Communicating science through numbers, particularly in the media, is often in the form of simple graphs. Scientists also communicate results in graphical form, so creating and interpreting graphs is a very important skill for a scientist.

When you pick up a newspaper or magazine do you open it and immediately start reading, or do you flick through the pages, pausing at those with images that catch your eye to read those articles first?

Consider the bottled water video from Week 1. It uses graphs, like the one below, to present science numbers. But is this really a graph or is it just a graphic intended to illustrate the doubling of the bottled water industry?

This is an illustration of two bottles. The smaller one is labelled as ‘2003’ and ‘£1bn’. The bigger one is labelled as ‘2008’ and ‘£2bn’.
Figure 1 Is this a graph or graphic? View this graph on [Tip: hold Ctrl and click a link to open it in a new tab. (Hide tip)]  

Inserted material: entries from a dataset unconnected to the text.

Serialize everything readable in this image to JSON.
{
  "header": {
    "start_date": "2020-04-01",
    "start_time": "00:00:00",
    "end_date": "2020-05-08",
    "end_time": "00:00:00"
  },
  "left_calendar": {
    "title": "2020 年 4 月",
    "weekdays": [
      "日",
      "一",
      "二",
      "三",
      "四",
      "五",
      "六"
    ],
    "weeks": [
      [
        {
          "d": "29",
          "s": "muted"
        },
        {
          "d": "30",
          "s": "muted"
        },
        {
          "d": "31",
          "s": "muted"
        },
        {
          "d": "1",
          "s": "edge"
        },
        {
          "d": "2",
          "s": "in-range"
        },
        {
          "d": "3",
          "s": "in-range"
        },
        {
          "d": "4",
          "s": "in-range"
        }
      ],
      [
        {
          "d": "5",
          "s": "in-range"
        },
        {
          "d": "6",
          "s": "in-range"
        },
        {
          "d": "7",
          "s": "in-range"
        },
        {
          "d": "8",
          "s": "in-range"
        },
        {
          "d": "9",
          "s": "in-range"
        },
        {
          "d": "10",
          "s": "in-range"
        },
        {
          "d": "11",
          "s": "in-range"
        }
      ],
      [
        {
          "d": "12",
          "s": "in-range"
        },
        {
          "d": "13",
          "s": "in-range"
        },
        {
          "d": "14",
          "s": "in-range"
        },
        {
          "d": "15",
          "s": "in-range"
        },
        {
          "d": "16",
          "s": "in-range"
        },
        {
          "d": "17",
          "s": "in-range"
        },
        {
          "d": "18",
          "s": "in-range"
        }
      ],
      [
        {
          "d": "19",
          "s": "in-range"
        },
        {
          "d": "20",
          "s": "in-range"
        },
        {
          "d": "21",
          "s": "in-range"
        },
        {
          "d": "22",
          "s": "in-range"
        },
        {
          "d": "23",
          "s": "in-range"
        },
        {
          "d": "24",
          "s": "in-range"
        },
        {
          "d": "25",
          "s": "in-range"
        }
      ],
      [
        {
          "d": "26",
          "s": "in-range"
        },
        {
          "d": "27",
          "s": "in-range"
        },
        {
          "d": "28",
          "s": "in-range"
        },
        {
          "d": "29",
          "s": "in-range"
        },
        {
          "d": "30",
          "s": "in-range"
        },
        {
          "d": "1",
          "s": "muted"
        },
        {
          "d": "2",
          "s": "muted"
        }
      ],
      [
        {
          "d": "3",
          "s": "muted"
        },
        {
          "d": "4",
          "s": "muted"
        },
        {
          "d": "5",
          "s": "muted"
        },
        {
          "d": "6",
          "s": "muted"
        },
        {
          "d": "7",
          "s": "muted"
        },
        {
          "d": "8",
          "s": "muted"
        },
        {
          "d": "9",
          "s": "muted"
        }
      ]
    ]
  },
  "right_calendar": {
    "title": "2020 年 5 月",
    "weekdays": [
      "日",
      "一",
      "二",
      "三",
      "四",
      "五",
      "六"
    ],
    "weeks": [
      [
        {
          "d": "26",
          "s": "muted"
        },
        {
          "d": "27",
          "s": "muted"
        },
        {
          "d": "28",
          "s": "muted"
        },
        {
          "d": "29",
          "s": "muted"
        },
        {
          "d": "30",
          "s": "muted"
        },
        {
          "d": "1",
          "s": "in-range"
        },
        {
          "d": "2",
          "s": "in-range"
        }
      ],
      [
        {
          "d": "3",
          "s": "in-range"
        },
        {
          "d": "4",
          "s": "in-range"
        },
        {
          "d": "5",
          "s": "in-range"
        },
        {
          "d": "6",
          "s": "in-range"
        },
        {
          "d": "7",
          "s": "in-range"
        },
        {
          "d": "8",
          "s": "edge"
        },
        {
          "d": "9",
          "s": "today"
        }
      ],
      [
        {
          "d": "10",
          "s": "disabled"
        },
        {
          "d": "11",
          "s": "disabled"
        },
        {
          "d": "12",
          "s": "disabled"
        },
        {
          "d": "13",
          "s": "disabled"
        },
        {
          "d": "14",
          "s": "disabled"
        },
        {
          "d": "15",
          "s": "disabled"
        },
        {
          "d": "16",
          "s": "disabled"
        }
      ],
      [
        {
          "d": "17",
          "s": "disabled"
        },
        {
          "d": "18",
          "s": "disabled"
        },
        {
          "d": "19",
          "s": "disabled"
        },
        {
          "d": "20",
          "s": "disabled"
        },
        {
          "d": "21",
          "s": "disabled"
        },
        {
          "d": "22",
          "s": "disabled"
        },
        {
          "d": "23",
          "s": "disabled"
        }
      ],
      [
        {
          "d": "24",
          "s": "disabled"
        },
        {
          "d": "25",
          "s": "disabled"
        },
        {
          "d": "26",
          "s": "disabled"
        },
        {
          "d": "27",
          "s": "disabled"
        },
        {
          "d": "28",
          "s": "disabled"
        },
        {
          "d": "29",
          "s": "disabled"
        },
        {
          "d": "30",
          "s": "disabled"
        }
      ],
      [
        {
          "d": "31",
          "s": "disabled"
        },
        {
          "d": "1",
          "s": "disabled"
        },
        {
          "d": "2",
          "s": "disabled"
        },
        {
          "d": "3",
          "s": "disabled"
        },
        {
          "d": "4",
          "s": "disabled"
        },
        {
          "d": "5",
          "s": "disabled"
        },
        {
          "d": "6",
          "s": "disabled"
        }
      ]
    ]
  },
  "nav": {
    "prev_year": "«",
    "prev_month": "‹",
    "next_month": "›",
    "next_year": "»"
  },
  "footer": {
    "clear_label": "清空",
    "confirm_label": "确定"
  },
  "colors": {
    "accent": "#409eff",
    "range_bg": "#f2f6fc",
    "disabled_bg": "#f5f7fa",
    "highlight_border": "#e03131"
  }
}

Numbers are used in articles designed for the public, as well as being an invaluable tool for scientists, economists and many others, not just to present data, but to analyse data and identify patterns and trends.